Similarly, you can express the cost required to complete FP of work for a particular phase. At the end of a project, you can also express the number of defects reported in terms of per FP for a phase.

Features of Function Points

The total size of a software project is expressed in total function points. It is independent of the computer language, development methodology, technology, or capability of the project team developing the software project.

The specific user functionality of the application is evaluated in terms of relation to what is delivered by the application and, not how it is delivered. Only userrequested and user-defined components are counted. To calculate FP for a project, some major components are required.

The major components and their relationships are represented in following figure.

Function Points Components and their Relationship

Figure: Function Points Components and their Relationship

You can calculate the function point estimates for a project or a particular phase by following four steps:

  1. Identify the unadjusted function points.
  2. Calculate total GSC s.
  3. Calculate Value Adjustment Factor (VAF)
  4. Apply a formula to calculate Adjusted FP (AFP)

Advantages of Using Function Points

Function points are language-and technology-independent. Therefore, you can use them to estimate any kind of project. They can also be used to estimate the effort, cost, and schedules of projects that use the Prototyping and Spiral models because such projects have uncertain user and project requirements.

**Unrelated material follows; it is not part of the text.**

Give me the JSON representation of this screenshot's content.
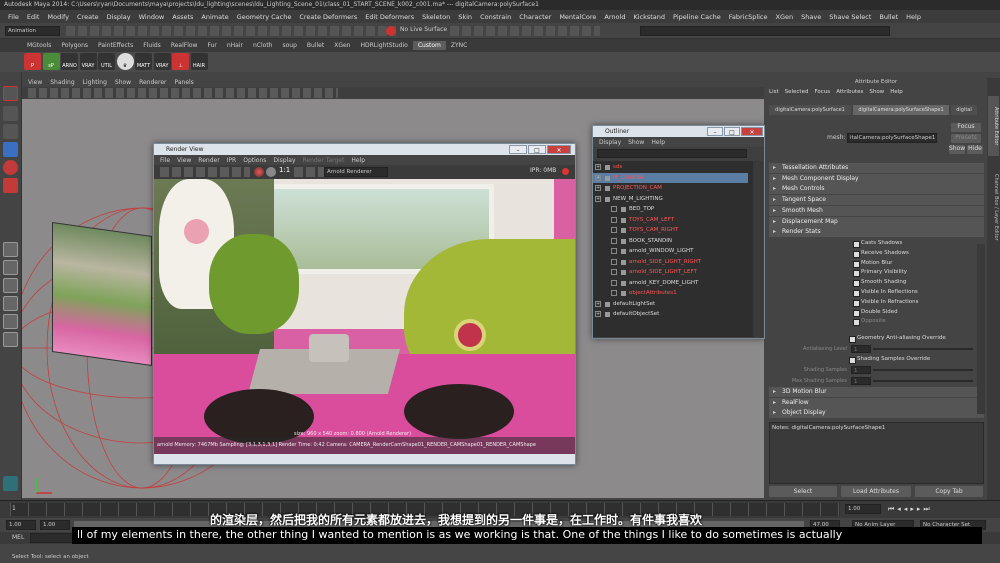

In addition, you can use function points as a project estimation technique when you anticipate changes in the middle of a project. These changes may disturb the estimates if, you had used SLOC to estimate the effort, cost, or size of a project.

The FP estimation uses a subjective and holistic approach for project estimation.
Consequently, the estimates calculated by using the FP are unlikely to be incorrect.

Disadvantages of Using Function Points

Estimation by using FP generally uses data from past projects for assigning weights to GSC s and the information domain values. To be able to do this realistically, it is important for the organization to have developed similar projects in the past.

The organization should also be prepared with adequate data and tools for FP estimation of the new project.

In addition, FP provides a vague estimation. This characteristic of FP does not usually provide precise or approximate estimates of the effort, cost and size of a project.

Consequently, at the end of a project, deviations from the estimated to the actual, values of each of the factors maybe quite extreme.